Commercial Competitor Cries Foul over Partouche's Internet Exploits

9 January 2009

Patrick Partouche has run afoul of a fellow casino operator in France who claims Mr. Partouche's controversial online property gives his casino chain an unfair competitive edge during a time when the country's regulatory regime is in flux.

"The casino of Gujan Mestras decided to sue Partouche [in late 2008] because the government did not oppose or condemn Partouche’s initiative," Anouk Hattab-Abrahams, a lawyer with the Brussels branch of Ulys who is not involved with the case, told IGamingNews Friday.

Indeed, Mr. Partouche's online poker, betting and backgammon offering, licensed in Gibraltar, went live in November but has yet to draw any response from the Sarkozy administration.

The same can't be said for Frédérique Ruggieri, owner of Casino Gujan-Mestras in Gironde, who, last month, was quoted by Libé as saying: "Groupe Partouche flouts the Republic and is not afraid of boasting."

The French media has reported Casino Gujan-Mestras is concerned, specifically, that Mr. Partouche's Web site, Partouche Game, could draw prospective patrons away and damage business. Ms. Hattab-Abrahams said that Ms. Ruggieri has also accused Mr. Partouche's business of bypassing the transitional regulatory regime currently in place.

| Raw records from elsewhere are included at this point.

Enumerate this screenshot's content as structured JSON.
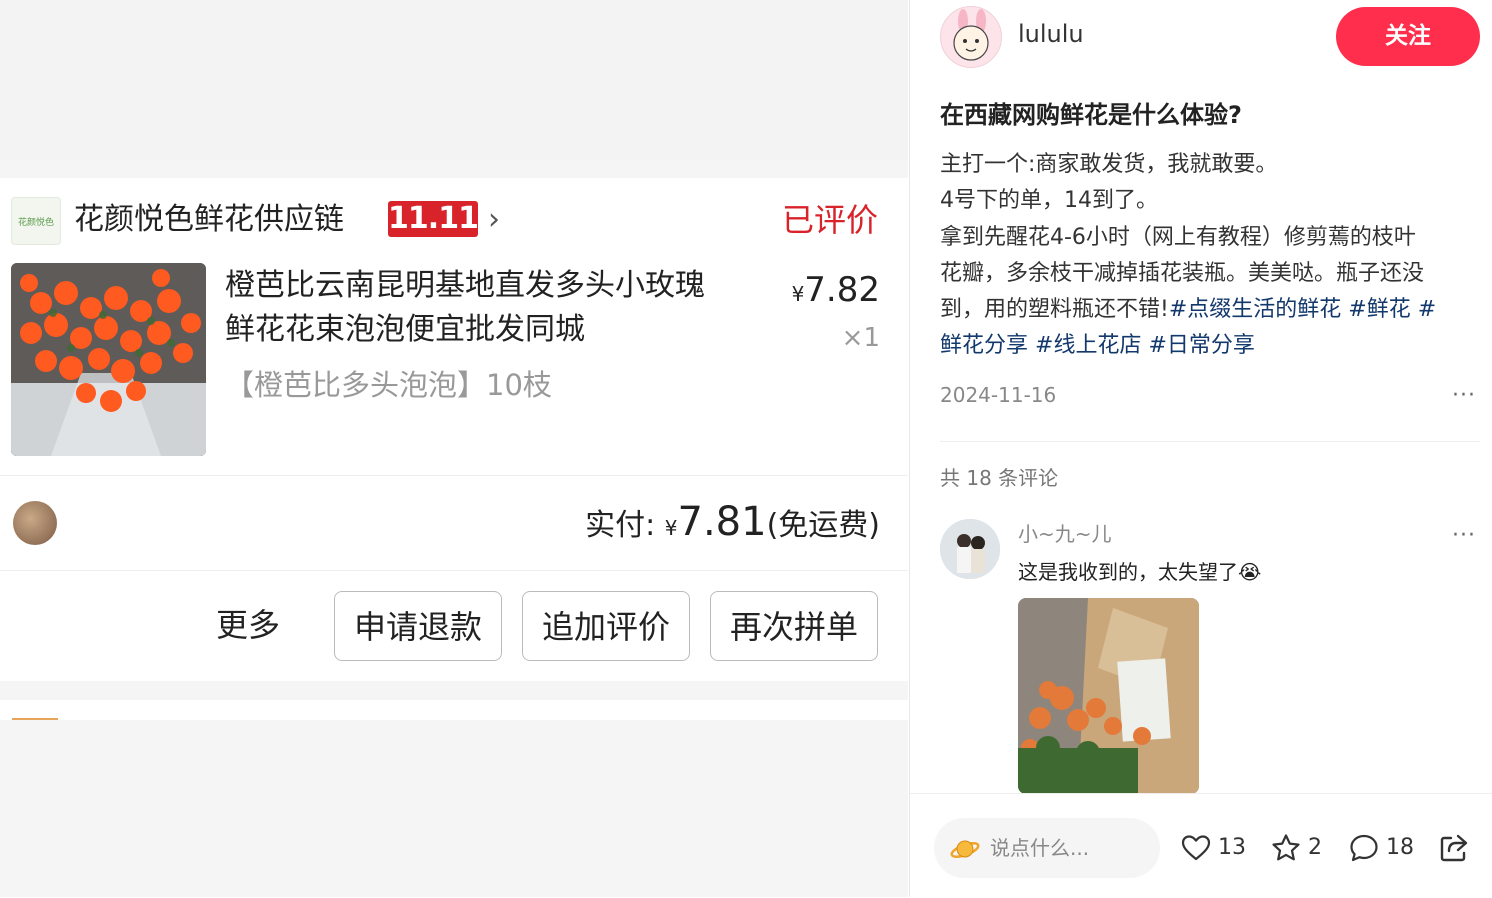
{
  "order": {
    "shop_name": "花颜悦色鲜花供应链",
    "shop_logo_text": "花颜悦色",
    "promo_badge": "11.11",
    "chevron": "›",
    "status": "已评价",
    "product": {
      "title_line1": "橙芭比云南昆明基地直发多头小玫瑰",
      "title_line2": "鲜花花束泡泡便宜批发同城",
      "spec": "【橙芭比多头泡泡】10枝",
      "price_symbol": "¥",
      "price": "7.82",
      "quantity": "×1"
    },
    "paid_label": "实付:",
    "paid_symbol": "¥",
    "paid_amount": "7.81",
    "paid_note": "(免运费)",
    "more_label": "更多",
    "buttons": [
      "申请退款",
      "追加评价",
      "再次拼单"
    ]
  },
  "post": {
    "author_name": "lululu",
    "follow_label": "关注",
    "title": "在西藏网购鲜花是什么体验?",
    "body_line1": "主打一个:商家敢发货，我就敢要。",
    "body_line2": "4号下的单，14到了。",
    "body_line3": "拿到先醒花4-6小时（网上有教程）修剪蔫的枝叶",
    "body_line4": "花瓣，多余枝干减掉插花装瓶。美美哒。瓶子还没",
    "body_line5_text": "到，用的塑料瓶还不错!",
    "tags": [
      "#点缀生活的鲜花",
      "#鲜花",
      "#",
      "鲜花分享",
      "#线上花店",
      "#日常分享"
    ],
    "date": "2024-11-16",
    "more_dots": "···"
  },
  "comments": {
    "count_label": "共 18 条评论",
    "items": [
      {
        "user": "小~九~儿",
        "text": "这是我收到的，太失望了",
        "emoji": "😭",
        "more_dots": "···"
      }
    ]
  },
  "bottom_bar": {
    "input_placeholder": "说点什么...",
    "likes": "13",
    "stars": "2",
    "comments": "18"
  },
  "colors": {
    "accent_red": "#d8232a",
    "follow_red": "#ff2e4d",
    "tag_blue": "#13386c"
  },
  "icons": [
    "planet-icon",
    "heart-icon",
    "star-icon",
    "comment-icon",
    "share-icon",
    "more-icon",
    "chevron-right-icon"
  ]
}
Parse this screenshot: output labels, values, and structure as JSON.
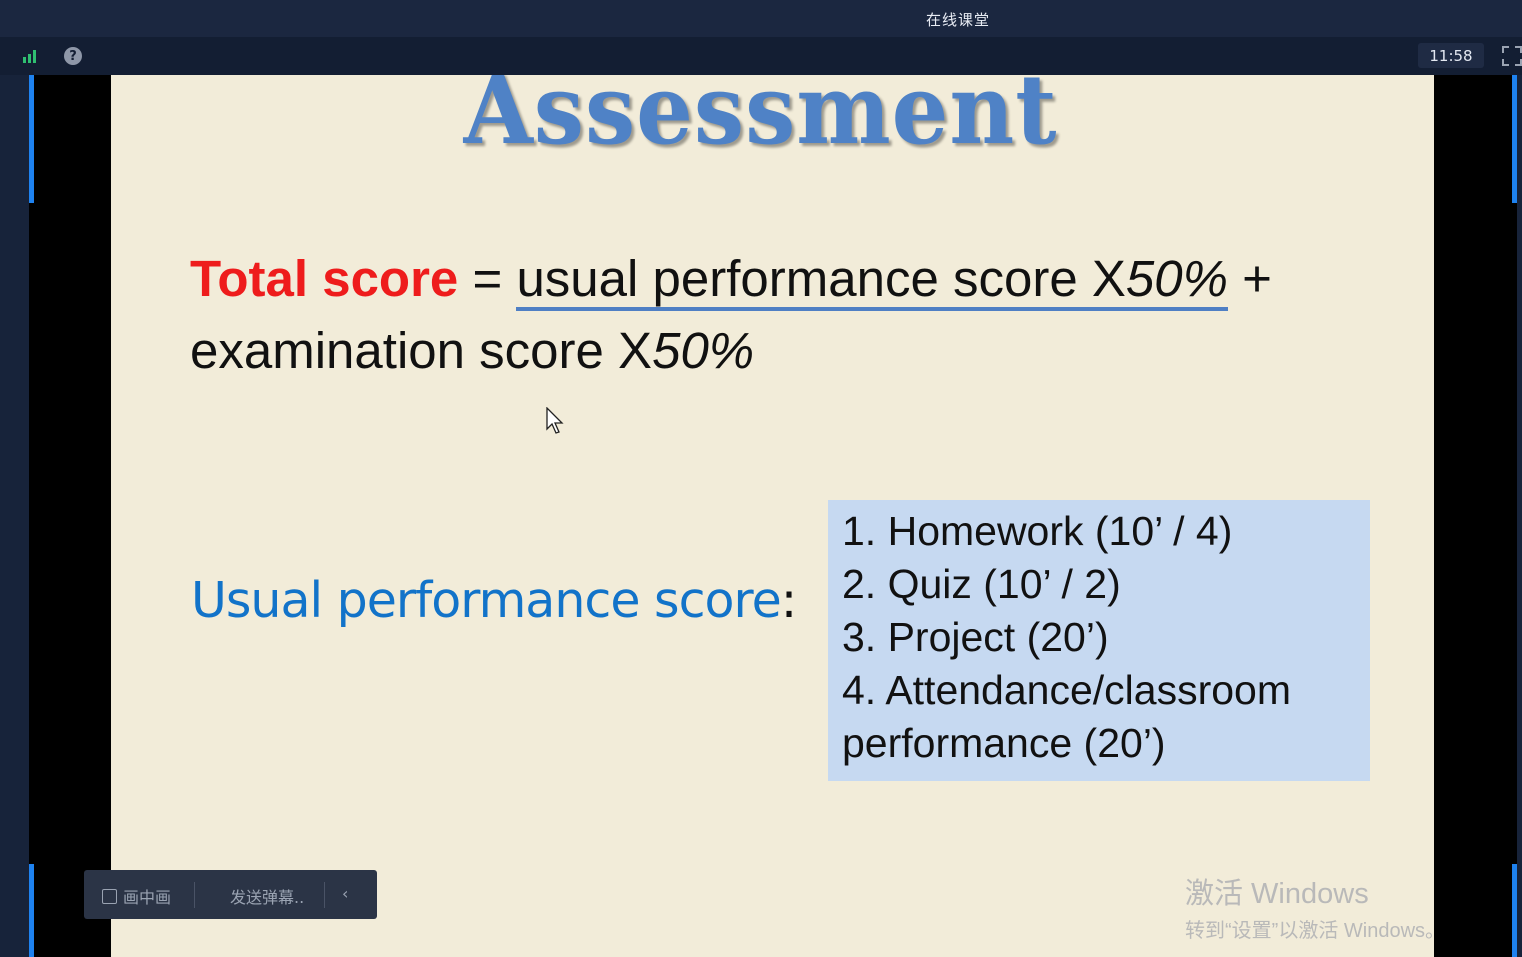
{
  "window": {
    "title": "在线课堂"
  },
  "toolbar": {
    "clock": "11:58"
  },
  "slide": {
    "title": "Assessment",
    "formula": {
      "total_label": "Total score",
      "equals": " = ",
      "part1": "usual performance score X",
      "part1_pct": "50%",
      "plus": " +",
      "part2": "examination score X",
      "part2_pct": "50%"
    },
    "usual_label": "Usual performance score",
    "usual_colon": ":",
    "score_items": [
      "1. Homework    (10’ / 4)",
      "2. Quiz             (10’ / 2)",
      "3. Project          (20’)",
      "4. Attendance/classroom",
      "performance    (20’)"
    ]
  },
  "watermark": {
    "line1": "激活 Windows",
    "line2": "转到“设置”以激活 Windows。"
  },
  "controls": {
    "pip_label": "画中画",
    "danmaku_label": "发送弹幕..",
    "collapse_label": "‹"
  },
  "colors": {
    "accent_edge": "#1e82f0",
    "title_blue": "#4f82c6",
    "red": "#ee1c1c",
    "box_bg": "#c6d9f1"
  }
}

Ahead of a draft regulatory bill's release -- which has been delayed -- and its subsequent adoption, Française des Jeux and Pari Mutuel Urbain will retain their exclusive right to operate Internet gambling. And although Mr. Partouche has ruffled Ms. Ruggieri's feathers, his new Web site has, at the same time, shed light on a complex dilemma facing France's casino operators.

At a government conference in late October -- where the country's regulatory future was discussed -- Mr. Partouche pointedly explained that France's online market is being exploited by illegal, foreign operators, while existing law prohibits the casinos -- burdened by declining consumer confidence and a smoking ban -- from launching online.

Ms. Hattab-Abrahams said the Casino Gujan-Mestras case is now before a commercial court but could not give a time frame on when a decision is expected.

Chris Krafcik is the editor of IGamingNews. He lives in St. Louis, Mo.